TASK INPUT:
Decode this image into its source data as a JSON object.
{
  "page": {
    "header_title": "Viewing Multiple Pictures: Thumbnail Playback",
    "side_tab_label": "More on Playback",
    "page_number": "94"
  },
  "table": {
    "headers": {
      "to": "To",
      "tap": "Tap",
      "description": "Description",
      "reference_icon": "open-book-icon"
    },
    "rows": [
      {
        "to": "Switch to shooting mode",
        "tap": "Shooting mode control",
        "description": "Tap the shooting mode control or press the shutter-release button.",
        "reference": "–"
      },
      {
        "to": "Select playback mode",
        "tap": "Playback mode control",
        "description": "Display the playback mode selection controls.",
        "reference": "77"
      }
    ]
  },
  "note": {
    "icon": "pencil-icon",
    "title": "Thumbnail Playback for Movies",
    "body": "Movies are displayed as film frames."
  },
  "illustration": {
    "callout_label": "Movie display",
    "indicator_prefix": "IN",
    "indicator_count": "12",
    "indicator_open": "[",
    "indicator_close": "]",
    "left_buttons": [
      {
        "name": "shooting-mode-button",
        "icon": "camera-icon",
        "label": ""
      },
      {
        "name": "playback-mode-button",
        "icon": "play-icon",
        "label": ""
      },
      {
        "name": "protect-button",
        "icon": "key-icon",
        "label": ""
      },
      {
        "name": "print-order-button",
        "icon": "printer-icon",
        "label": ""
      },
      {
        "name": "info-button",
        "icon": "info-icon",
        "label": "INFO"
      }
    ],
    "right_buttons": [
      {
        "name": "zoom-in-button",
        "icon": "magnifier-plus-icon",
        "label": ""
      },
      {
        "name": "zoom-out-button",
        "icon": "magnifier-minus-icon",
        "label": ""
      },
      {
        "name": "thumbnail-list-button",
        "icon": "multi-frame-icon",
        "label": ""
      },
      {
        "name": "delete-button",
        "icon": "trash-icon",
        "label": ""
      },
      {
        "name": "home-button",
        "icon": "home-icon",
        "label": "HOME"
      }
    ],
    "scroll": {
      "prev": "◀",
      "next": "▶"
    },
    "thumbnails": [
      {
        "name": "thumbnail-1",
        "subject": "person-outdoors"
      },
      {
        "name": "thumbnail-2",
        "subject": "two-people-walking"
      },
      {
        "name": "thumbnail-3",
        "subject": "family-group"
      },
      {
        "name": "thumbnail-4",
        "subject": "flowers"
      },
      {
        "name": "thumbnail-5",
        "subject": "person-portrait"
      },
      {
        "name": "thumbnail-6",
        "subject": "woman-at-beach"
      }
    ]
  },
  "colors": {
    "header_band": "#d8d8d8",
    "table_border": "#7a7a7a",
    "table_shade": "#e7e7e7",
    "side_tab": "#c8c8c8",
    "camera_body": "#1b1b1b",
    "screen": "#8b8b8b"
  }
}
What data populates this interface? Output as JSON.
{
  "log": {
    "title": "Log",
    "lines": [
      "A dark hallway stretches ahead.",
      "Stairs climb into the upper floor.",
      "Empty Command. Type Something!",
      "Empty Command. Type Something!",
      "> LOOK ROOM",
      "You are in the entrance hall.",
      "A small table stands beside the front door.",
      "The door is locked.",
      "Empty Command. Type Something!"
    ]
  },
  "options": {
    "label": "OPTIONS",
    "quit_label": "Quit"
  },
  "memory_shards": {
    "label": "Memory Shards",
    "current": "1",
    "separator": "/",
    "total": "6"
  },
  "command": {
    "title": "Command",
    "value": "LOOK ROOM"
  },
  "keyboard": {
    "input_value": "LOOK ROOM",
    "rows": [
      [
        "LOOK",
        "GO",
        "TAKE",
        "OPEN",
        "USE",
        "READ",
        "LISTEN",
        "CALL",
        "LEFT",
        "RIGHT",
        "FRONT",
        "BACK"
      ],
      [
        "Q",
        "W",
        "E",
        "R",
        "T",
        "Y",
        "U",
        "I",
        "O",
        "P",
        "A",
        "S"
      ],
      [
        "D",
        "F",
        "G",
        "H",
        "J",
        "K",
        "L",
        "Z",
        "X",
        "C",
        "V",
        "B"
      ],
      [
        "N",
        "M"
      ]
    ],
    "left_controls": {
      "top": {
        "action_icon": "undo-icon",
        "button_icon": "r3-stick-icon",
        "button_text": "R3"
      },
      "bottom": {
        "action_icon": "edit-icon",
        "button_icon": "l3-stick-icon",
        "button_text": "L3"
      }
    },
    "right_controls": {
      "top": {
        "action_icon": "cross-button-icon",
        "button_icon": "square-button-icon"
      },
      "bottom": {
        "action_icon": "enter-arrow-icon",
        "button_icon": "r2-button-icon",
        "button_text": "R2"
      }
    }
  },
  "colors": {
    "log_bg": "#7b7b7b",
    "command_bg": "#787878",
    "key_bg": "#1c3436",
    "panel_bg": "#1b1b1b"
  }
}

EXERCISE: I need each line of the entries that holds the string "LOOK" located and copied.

TASK OUTPUT:
      "> LOOK ROOM",
    "value": "LOOK ROOM"
    "input_value": "LOOK ROOM",
        "LOOK",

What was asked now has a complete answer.